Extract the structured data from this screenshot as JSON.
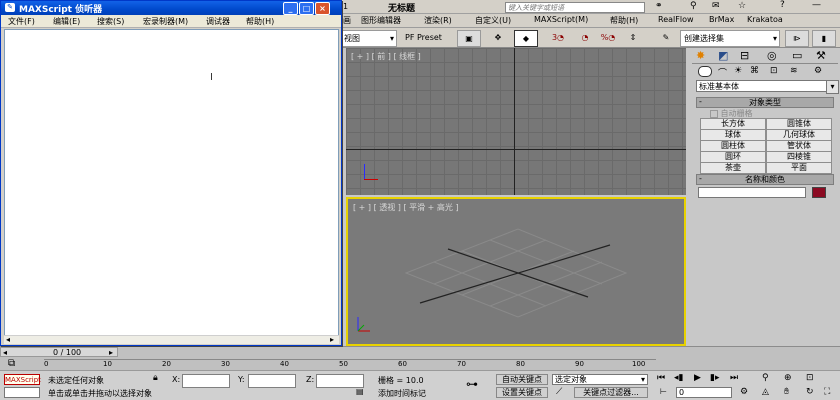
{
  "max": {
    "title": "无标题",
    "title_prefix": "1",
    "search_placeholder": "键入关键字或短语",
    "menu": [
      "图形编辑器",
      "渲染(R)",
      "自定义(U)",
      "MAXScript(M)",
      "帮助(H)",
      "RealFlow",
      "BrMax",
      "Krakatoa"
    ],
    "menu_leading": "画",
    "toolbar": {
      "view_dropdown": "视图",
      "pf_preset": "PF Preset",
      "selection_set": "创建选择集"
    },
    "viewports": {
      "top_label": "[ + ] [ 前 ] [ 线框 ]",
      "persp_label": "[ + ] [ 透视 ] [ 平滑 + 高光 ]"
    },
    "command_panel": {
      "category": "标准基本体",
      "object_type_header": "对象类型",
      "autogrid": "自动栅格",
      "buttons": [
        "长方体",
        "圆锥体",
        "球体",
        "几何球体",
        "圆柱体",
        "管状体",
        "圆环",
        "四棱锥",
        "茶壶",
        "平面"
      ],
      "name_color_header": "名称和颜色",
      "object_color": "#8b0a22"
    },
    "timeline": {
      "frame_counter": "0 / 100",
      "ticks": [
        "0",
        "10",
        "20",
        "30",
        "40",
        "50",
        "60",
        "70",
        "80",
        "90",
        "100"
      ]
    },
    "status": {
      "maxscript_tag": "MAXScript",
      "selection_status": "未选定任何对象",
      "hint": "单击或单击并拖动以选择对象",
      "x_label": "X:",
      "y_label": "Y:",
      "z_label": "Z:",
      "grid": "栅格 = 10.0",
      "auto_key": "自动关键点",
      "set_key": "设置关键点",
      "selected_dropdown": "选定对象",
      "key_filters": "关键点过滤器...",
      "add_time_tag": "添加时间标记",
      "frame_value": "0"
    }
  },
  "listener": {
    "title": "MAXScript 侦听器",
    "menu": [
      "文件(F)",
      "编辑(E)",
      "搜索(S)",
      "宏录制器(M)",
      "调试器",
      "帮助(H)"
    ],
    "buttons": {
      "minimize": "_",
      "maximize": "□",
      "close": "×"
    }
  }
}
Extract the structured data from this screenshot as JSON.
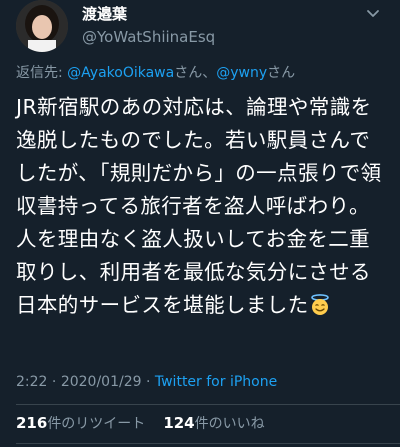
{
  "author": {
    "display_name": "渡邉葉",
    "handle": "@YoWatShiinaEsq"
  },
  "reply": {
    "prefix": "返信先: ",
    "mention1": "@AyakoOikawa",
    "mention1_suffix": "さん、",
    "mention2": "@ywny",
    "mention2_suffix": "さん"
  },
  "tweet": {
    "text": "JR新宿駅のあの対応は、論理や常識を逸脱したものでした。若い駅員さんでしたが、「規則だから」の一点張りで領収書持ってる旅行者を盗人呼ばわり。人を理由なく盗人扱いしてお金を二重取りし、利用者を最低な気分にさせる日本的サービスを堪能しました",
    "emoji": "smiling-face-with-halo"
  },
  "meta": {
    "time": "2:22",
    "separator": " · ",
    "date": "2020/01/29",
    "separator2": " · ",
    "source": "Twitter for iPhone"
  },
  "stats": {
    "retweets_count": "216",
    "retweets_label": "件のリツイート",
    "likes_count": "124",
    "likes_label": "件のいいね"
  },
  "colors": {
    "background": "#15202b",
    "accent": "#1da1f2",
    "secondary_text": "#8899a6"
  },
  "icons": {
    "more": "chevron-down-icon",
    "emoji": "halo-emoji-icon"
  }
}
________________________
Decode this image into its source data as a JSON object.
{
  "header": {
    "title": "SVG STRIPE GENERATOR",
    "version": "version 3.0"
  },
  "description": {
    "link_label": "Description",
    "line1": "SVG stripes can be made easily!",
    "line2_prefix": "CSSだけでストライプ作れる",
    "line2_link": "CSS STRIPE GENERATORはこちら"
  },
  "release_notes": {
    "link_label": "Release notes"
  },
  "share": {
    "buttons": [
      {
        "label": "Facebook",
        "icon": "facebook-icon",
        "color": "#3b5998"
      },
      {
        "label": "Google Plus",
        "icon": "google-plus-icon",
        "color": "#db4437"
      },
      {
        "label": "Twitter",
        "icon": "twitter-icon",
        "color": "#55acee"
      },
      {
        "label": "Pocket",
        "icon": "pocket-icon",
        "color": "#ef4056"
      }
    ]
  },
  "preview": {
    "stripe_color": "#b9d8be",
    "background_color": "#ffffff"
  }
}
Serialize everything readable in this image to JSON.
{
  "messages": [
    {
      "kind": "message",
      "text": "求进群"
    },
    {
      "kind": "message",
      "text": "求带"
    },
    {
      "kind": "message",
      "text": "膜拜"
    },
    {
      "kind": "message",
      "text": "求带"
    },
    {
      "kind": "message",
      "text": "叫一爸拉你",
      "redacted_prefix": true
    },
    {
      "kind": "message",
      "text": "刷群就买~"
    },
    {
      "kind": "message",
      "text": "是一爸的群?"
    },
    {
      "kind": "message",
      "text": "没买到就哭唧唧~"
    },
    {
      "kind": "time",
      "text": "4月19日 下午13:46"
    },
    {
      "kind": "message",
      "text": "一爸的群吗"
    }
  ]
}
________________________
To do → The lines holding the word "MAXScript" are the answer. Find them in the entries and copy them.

Worked solution →
      "MAXScript(M)",
      "maxscript_tag": "MAXScript",
    "title": "MAXScript 侦听器",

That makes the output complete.